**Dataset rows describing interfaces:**
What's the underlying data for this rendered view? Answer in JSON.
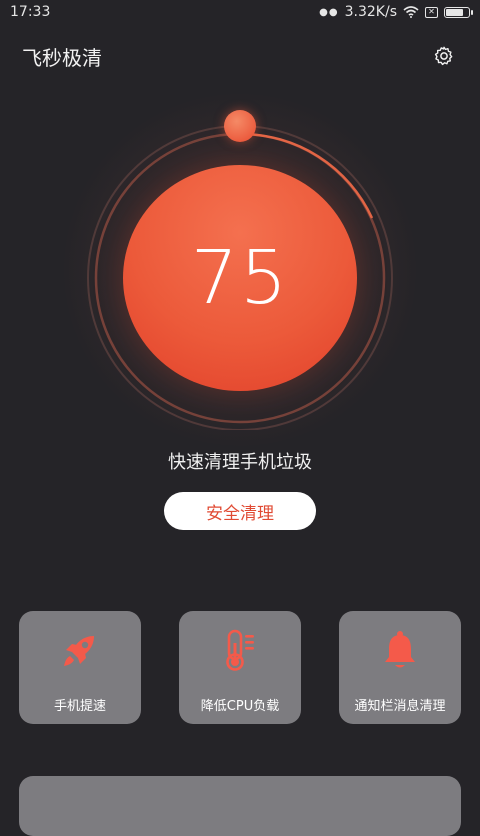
{
  "status_bar": {
    "time": "17:33",
    "network_speed": "3.32K/s",
    "icons": [
      "more-dots-icon",
      "wifi-icon",
      "sim-x-icon",
      "battery-icon"
    ],
    "battery_level": 0.85
  },
  "header": {
    "title": "飞秒极清",
    "settings_icon": "gear-icon"
  },
  "gauge": {
    "score": "75",
    "accent_color": "#ec5a3a"
  },
  "main": {
    "subtitle": "快速清理手机垃圾",
    "clean_button": "安全清理"
  },
  "features": [
    {
      "label": "手机提速",
      "icon": "rocket-icon"
    },
    {
      "label": "降低CPU负载",
      "icon": "thermometer-icon"
    },
    {
      "label": "通知栏消息清理",
      "icon": "bell-icon"
    }
  ],
  "colors": {
    "background": "#252428",
    "card": "#7d7c80",
    "icon_accent": "#f45a4a"
  }
}
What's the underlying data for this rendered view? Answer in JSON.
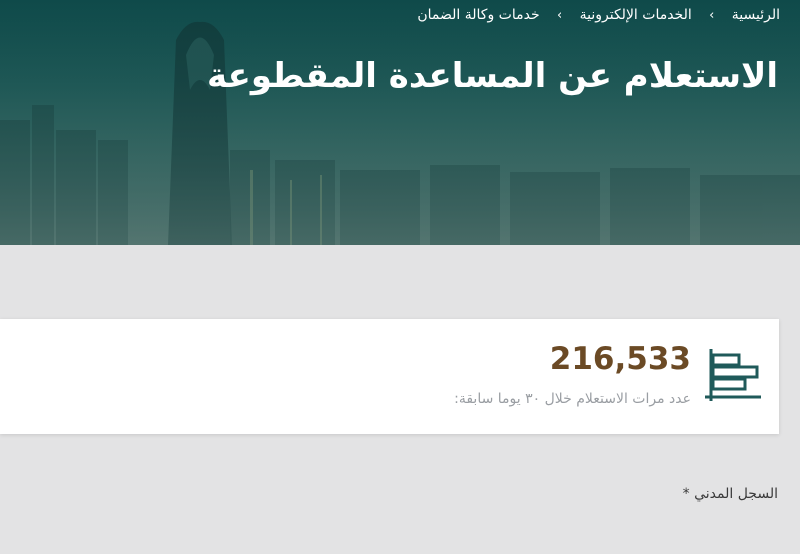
{
  "breadcrumb": {
    "items": [
      {
        "label": "الرئيسية"
      },
      {
        "label": "الخدمات الإلكترونية"
      },
      {
        "label": "خدمات وكالة الضمان"
      }
    ],
    "separator": "›"
  },
  "page_title": "الاستعلام عن المساعدة المقطوعة",
  "stat": {
    "value": "216,533",
    "label": "عدد مرات الاستعلام خلال ٣٠ يوما سابقة:",
    "icon": "bar-chart-icon"
  },
  "form": {
    "field_label": "السجل المدني",
    "required_mark": "*"
  },
  "colors": {
    "hero_teal": "#1d5856",
    "stat_value": "#6b4a25",
    "icon_teal": "#1f5a5a",
    "page_bg": "#e3e3e4"
  }
}
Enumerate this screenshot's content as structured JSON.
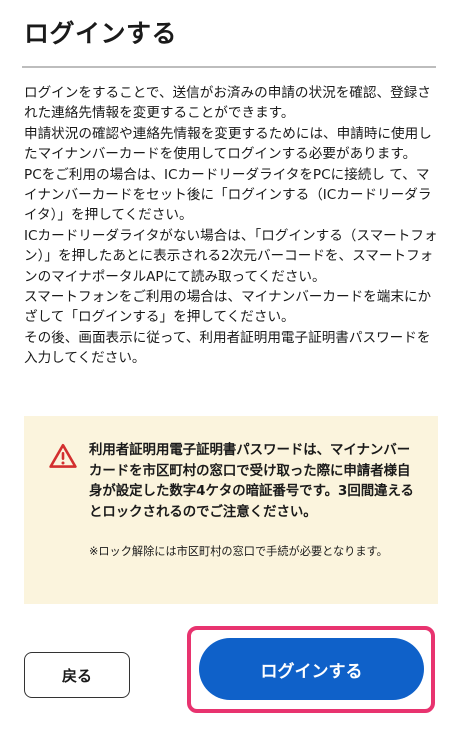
{
  "header": {
    "title": "ログインする"
  },
  "description": {
    "paragraphs": [
      "ログインをすることで、送信がお済みの申請の状況を確認、登録された連絡先情報を変更することができます。",
      "申請状況の確認や連絡先情報を変更するためには、申請時に使用したマイナンバーカードを使用してログインする必要があります。",
      "PCをご利用の場合は、ICカードリーダライタをPCに接続し て、マイナンバーカードをセット後に「ログインする（ICカードリーダライタ）」を押してください。",
      "ICカードリーダライタがない場合は、「ログインする（スマートフォン）」を押したあとに表示される2次元バーコードを、スマートフォンのマイナポータルAPにて読み取ってください。",
      "スマートフォンをご利用の場合は、マイナンバーカードを端末にかざして「ログインする」を押してください。",
      "その後、画面表示に従って、利用者証明用電子証明書パスワードを入力してください。"
    ]
  },
  "notice": {
    "icon": "warning-triangle-icon",
    "main_text": "利用者証明用電子証明書パスワードは、マイナンバーカードを市区町村の窓口で受け取った際に申請者様自身が設定した数字4ケタの暗証番号です。3回間違えるとロックされるのでご注意ください。",
    "note_text": "※ロック解除には市区町村の窓口で手続が必要となります。"
  },
  "actions": {
    "back_label": "戻る",
    "login_label": "ログインする"
  },
  "colors": {
    "primary": "#0f61c9",
    "highlight": "#e8336f",
    "notice_bg": "#fbf4dd",
    "warning": "#d32f2f"
  }
}
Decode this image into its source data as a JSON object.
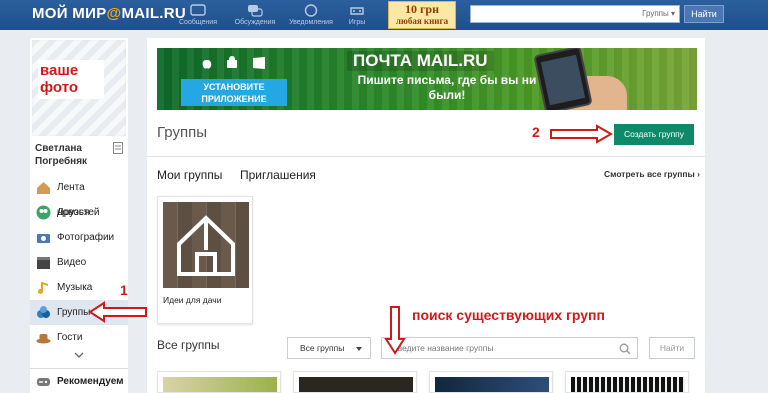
{
  "topbar": {
    "logo": {
      "part1": "МОЙ МИР",
      "at": "@",
      "part2": "MAIL.RU"
    },
    "nav": [
      {
        "label": "Сообщения",
        "icon": "messages-icon"
      },
      {
        "label": "Обсуждения",
        "icon": "discussions-icon"
      },
      {
        "label": "Уведомления",
        "icon": "notifications-icon"
      },
      {
        "label": "Игры",
        "icon": "games-icon"
      }
    ],
    "promo": {
      "price": "10 грн",
      "text": "любая книга"
    },
    "search": {
      "value": "",
      "scope": "Группы"
    },
    "find_label": "Найти"
  },
  "sidebar": {
    "photo_text": "ваше фото",
    "user_name": "Светлана Погребняк",
    "items": [
      {
        "label": "Лента новостей",
        "icon": "house-icon",
        "color": "#d39a58"
      },
      {
        "label": "Друзья",
        "icon": "friends-icon",
        "color": "#3aa56b"
      },
      {
        "label": "Фотографии",
        "icon": "camera-icon",
        "color": "#4b7bb0"
      },
      {
        "label": "Видео",
        "icon": "clapper-icon",
        "color": "#444444"
      },
      {
        "label": "Музыка",
        "icon": "music-note-icon",
        "color": "#e0a821"
      },
      {
        "label": "Группы",
        "icon": "groups-icon",
        "color": "#2f7fc2"
      },
      {
        "label": "Гости",
        "icon": "hat-icon",
        "color": "#b7773c"
      }
    ],
    "recommend_label": "Рекомендуем"
  },
  "banner": {
    "install": "УСТАНОВИТЕ ПРИЛОЖЕНИЕ",
    "title": "ПОЧТА MAIL.RU",
    "subtitle": "Пишите письма, где бы вы ни были!"
  },
  "main": {
    "title": "Группы",
    "create_label": "Создать группу",
    "tabs": [
      "Мои группы",
      "Приглашения"
    ],
    "see_all": "Смотреть все группы",
    "my_groups": [
      {
        "name": "Идеи для дачи"
      }
    ],
    "all_groups_title": "Все группы",
    "filter": {
      "selected": "Все группы"
    },
    "search": {
      "placeholder": "Введите название группы"
    },
    "find_label": "Найти"
  },
  "annotations": {
    "label_1": "1",
    "label_2": "2",
    "hint": "поиск существующих групп",
    "color": "#d01a1a"
  }
}
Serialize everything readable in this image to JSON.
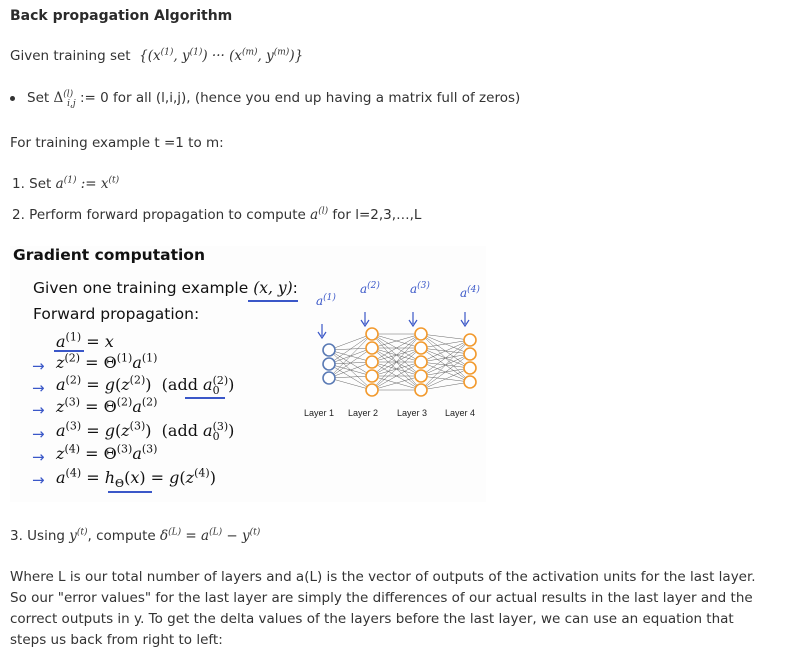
{
  "heading": "Back propagation Algorithm",
  "given_set": {
    "prefix": "Given training set"
  },
  "bullet": {
    "prefix": "Set",
    "suffix": ":= 0 for all (l,i,j), (hence you end up having a matrix full of zeros)"
  },
  "loop_text": "For training example t =1 to m:",
  "steps": [
    {
      "prefix": "1. Set",
      "suffix": ""
    },
    {
      "prefix": "2. Perform forward propagation to compute",
      "suffix": "for l=2,3,…,L"
    },
    {
      "prefix": "3. Using",
      "middle": ", compute"
    }
  ],
  "slide": {
    "title": "Gradient computation",
    "given": "Given one training example",
    "forward": "Forward propagation:",
    "layers": [
      "Layer 1",
      "Layer 2",
      "Layer 3",
      "Layer 4"
    ],
    "add_bias_label": "add",
    "colors": {
      "input": "#5b7bb5",
      "hidden": "#f29a2e",
      "ink": "#3a57c8"
    }
  },
  "paragraph": "Where L is our total number of layers and a(L) is the vector of outputs of the activation units for the last layer. So our \"error values\" for the last layer are simply the differences of our actual results in the last layer and the correct outputs in y. To get the delta values of the layers before the last layer, we can use an equation that steps us back from right to left:"
}
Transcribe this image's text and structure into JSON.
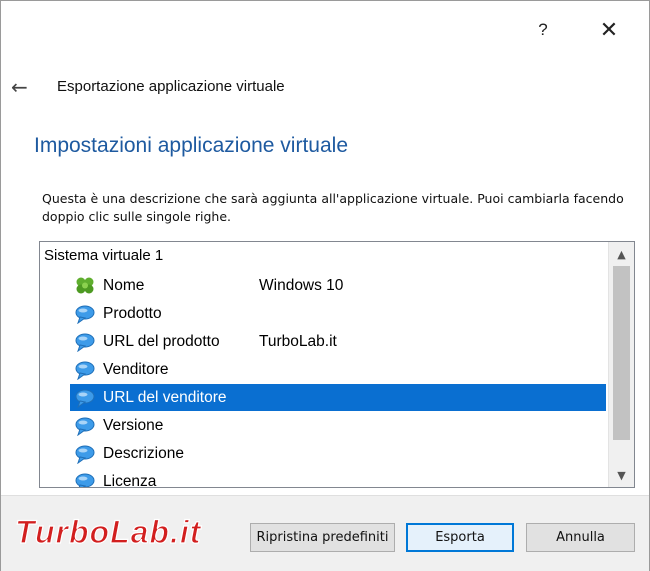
{
  "titlebar": {
    "help_label": "?",
    "close_label": "✕"
  },
  "wizard": {
    "back_icon": "back-arrow-icon",
    "title": "Esportazione applicazione virtuale"
  },
  "page": {
    "heading": "Impostazioni applicazione virtuale",
    "description": "Questa è una descrizione che sarà aggiunta all'applicazione virtuale. Puoi cambiarla facendo doppio clic sulle singole righe."
  },
  "tree": {
    "root_label": "Sistema virtuale 1",
    "rows": [
      {
        "label": "Nome",
        "value": "Windows 10",
        "icon": "clover-icon"
      },
      {
        "label": "Prodotto",
        "value": "",
        "icon": "speech-bubble-icon"
      },
      {
        "label": "URL del prodotto",
        "value": "TurboLab.it",
        "icon": "speech-bubble-icon"
      },
      {
        "label": "Venditore",
        "value": "",
        "icon": "speech-bubble-icon"
      },
      {
        "label": "URL del venditore",
        "value": "",
        "icon": "speech-bubble-icon",
        "selected": true
      },
      {
        "label": "Versione",
        "value": "",
        "icon": "speech-bubble-icon"
      },
      {
        "label": "Descrizione",
        "value": "",
        "icon": "speech-bubble-icon"
      },
      {
        "label": "Licenza",
        "value": "",
        "icon": "speech-bubble-icon"
      }
    ]
  },
  "buttons": {
    "reset_label": "Ripristina predefiniti",
    "export_label": "Esporta",
    "cancel_label": "Annulla"
  },
  "watermark": {
    "text": "TurboLab.it"
  },
  "colors": {
    "heading": "#1e5aa0",
    "selection": "#0a6fd1",
    "logo_red": "#d21f1f"
  }
}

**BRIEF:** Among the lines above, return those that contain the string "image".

**COMPLETED TASK:**
Decode this image into its source data as a JSON object.
Serialize everything readable in this image to JSON.
Transcribe this image's text and structure into JSON.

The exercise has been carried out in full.